It is estimated that northern Somalis began converting to Islam around the 7th century.

Almost all Somalis are Sunni Muslims and Islam is vitally important to the Somali sense of national identity, though traces of pre-Islamic traditional religion exist in Somalia. Many of the Somali social norms come from their religion. For example, men shake hands only with men, and women shake hands with women.

Many Somali women cover their heads and bodies with a brightly-coloured hijab when they are in public. In addition, Somalis abstain from pork, gambling, and alcohol, and receiving or paying any form of interest.

Most Somalis don't belong to a specific mosque or sect and can pray in any mosque they find. Celebrations come in the form of religious festivities, two of the most important being Eid al Adha and Eid al Fitr which marks the end of the fasting month. Families get dressed up to visit one another. If they can afford it, money is donated to the poor.

Clan system and marriage

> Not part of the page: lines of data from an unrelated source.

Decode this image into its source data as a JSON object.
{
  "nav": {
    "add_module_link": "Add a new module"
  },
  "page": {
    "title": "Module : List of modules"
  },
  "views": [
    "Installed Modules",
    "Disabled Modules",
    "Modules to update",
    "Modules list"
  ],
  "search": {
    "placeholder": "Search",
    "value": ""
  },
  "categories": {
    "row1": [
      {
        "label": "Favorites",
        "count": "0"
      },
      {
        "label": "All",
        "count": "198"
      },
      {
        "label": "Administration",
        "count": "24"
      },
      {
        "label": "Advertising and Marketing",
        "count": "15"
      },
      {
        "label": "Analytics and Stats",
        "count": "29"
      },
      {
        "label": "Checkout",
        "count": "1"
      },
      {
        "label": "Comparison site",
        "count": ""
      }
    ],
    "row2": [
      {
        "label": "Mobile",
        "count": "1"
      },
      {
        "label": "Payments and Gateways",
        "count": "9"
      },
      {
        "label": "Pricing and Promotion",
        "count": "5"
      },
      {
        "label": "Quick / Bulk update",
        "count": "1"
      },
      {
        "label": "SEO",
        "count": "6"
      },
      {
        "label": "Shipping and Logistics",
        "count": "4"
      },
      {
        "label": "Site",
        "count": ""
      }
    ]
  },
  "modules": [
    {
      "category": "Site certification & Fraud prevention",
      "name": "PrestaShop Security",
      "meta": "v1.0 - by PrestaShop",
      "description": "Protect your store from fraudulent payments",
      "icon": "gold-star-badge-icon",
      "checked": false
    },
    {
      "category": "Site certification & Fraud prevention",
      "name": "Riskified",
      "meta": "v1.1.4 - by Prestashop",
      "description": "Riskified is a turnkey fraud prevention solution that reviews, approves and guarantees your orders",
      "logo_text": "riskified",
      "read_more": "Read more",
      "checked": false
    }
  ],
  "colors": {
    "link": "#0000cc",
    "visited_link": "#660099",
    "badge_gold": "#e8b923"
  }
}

Somali society is organized into clan families, which range from 100,000 to over one million in size. The five main clans are: Darod, Isaaq, Hawiye, Dir and Rahanweyn. There are also a number of smaller clan groups. Each of the large clan families is divided into lineage units, typically ranging from 10,000 to 100,000 members. It is possible for Somalis to know how they are related simply by giving their name and clan membership.

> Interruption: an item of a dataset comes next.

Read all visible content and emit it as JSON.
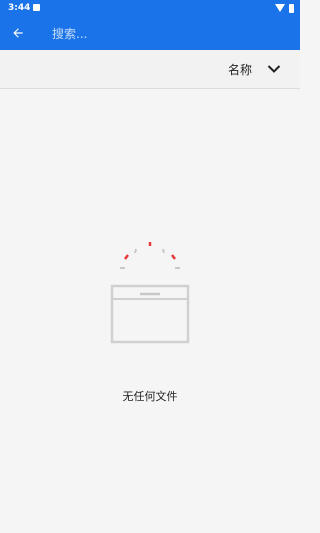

Somalis deeply value the family with the strength of family ties providing a safety net in times of need and suffering.

Arranged marriages are common in Somalia. In the case of arranged marriages, the bride is usually much younger than the groom. Marriage to a cousin from the mother's side of the family (of a different lineage) is traditionally favored to strengthen family alliance, but this practice is not as common as earlier. Virginity is valued in women prior to marriage. In addition, divorce is legal in Somalia. Romantic marriages are becoming more common and are now the majority of marriages in Somalia. But even these choices are influenced by the partner's clan.

Other Cultural Practices

Along with Egypt, Sudan, Mali and Ethiopia, Somalia is one of the leading practitioners of female genital mutilation (FGM) also known as female genital cutting (FGC).

There is a widely held misconception that FGM is sanctioned by Islam when this is not the case. In fact, as a practice, FGM or gud as it is known among Somalis, predates Islam by hundreds of years and can actually be traced back to pharaonic times. It also directly contravenes the Qur'an's proscription on bodily mutilation.

Somalis practice a generally reversible form of infibulation wherein the outer labia of a girl's vulva are sewn shut except for a small hole to allow for the passage of urine and menstrual blood. The purpose of the procedure is to ensure a girl's virginity until time for marriage.

Although FGM is oftentimes a painful procedure and can have serious consequences on the health of the girl that undergoes it, many women also report not having experienced complications or trauma from this traditional custom, contrary to what the media routinely reports.

This fact, however, has not stopped educated Somali men and women from unanimously condemning the practice as unnecessary, potentially very dangerous, and ultimately un-Islamic -- a stance which bodes well for future generations of Somali women.